* _Exercise directions_:
Write out each line from the data below that includes the word "JSON".

* _Data_:
# # #

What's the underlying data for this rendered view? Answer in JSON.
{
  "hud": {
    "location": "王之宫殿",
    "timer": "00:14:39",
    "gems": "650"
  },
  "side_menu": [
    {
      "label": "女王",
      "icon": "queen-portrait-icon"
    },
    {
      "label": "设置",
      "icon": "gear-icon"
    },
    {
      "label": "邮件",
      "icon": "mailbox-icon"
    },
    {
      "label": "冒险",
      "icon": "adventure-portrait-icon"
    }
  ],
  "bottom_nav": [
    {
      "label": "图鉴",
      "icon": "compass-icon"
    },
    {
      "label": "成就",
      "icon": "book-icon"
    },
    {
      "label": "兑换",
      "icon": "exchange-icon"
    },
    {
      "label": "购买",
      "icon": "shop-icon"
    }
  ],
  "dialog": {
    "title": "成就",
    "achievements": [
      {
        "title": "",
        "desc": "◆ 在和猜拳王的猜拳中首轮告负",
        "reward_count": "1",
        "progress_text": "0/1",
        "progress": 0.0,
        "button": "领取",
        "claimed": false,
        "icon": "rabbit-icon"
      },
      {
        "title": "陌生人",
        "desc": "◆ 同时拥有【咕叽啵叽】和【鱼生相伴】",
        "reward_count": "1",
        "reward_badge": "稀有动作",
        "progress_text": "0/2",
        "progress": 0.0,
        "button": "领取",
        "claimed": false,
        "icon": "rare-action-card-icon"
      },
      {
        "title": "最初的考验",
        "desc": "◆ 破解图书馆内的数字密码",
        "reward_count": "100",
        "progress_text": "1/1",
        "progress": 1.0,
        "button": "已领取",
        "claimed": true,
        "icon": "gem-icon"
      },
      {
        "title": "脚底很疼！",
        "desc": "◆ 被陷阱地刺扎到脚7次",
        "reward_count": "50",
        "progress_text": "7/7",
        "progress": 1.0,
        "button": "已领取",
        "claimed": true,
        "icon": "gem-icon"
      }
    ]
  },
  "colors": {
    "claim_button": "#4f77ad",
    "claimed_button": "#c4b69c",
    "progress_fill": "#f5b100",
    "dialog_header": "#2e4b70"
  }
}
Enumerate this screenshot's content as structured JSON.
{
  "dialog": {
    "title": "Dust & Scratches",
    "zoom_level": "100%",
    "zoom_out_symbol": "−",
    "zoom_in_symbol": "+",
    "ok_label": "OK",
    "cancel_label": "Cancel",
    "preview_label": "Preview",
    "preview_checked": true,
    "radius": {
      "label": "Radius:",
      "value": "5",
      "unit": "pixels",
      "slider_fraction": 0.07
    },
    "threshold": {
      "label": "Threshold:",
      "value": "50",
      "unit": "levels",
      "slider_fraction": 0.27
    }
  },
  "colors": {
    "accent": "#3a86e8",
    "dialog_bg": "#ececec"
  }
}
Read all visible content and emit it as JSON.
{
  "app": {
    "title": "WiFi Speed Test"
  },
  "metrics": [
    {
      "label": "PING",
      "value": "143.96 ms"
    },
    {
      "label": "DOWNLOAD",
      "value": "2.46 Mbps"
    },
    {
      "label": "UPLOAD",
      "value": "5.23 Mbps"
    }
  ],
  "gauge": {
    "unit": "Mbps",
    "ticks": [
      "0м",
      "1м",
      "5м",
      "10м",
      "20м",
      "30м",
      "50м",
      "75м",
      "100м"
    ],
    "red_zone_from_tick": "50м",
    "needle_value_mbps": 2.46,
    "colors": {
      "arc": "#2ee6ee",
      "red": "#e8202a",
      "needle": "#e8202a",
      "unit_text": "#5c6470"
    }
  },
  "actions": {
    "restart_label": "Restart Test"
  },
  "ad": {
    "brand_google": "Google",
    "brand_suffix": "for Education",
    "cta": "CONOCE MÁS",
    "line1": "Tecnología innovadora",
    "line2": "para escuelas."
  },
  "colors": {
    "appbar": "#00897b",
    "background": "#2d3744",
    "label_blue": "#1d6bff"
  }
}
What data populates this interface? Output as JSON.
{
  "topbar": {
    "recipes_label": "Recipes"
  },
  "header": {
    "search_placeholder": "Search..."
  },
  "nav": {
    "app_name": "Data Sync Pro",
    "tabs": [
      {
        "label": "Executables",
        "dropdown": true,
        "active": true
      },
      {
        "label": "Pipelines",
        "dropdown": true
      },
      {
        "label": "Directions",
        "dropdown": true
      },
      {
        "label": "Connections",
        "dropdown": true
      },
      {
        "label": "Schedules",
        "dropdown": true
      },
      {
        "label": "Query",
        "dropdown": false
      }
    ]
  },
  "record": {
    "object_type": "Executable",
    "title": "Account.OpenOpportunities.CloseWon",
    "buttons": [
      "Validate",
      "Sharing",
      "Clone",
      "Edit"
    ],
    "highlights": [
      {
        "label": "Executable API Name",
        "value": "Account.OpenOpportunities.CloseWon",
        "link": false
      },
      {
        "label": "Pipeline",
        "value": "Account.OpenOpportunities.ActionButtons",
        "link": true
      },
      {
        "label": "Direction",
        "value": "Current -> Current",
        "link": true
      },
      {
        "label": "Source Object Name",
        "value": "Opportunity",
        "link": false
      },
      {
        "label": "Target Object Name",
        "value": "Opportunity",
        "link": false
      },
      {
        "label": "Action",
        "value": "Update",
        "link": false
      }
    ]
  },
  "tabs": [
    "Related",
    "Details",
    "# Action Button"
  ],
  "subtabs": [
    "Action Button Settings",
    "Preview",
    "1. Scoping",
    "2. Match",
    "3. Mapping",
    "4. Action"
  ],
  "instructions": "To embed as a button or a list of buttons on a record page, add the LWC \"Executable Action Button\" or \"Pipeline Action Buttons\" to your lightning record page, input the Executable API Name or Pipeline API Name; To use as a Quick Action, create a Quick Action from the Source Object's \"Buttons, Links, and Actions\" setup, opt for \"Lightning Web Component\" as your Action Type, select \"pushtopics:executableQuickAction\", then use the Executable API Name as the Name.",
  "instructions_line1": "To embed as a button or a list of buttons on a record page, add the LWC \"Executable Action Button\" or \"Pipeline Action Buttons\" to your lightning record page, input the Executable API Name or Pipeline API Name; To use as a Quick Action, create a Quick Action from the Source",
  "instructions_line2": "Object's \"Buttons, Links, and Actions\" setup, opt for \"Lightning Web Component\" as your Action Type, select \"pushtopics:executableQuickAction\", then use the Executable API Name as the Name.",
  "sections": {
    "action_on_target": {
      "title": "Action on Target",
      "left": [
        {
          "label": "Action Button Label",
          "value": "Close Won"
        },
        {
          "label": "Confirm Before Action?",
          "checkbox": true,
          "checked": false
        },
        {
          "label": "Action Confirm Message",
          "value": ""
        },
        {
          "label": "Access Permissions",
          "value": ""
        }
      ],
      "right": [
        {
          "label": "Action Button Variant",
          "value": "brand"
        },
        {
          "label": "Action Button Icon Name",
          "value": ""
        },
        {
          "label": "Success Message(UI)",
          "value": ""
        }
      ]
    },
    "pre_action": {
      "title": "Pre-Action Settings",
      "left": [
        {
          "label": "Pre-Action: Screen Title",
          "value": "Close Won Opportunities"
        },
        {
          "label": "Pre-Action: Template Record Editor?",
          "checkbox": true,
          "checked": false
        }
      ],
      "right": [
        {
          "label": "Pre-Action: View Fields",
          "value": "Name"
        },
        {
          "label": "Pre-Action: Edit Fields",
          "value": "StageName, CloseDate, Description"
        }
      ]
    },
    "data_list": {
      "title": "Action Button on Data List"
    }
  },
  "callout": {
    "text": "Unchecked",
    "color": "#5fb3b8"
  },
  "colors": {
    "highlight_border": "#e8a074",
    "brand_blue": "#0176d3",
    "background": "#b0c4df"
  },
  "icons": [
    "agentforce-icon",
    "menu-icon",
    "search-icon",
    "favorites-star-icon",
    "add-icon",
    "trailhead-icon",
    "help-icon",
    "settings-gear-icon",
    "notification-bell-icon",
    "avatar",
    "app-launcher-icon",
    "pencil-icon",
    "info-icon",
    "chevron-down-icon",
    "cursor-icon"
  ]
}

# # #

* _Solution to this task_:
What's the underlying data for this rendered view? Answer in JSON.
Enumerate this screenshot's content as structured JSON.
Read all visible content and emit it as JSON.
What data populates this interface? Output as JSON.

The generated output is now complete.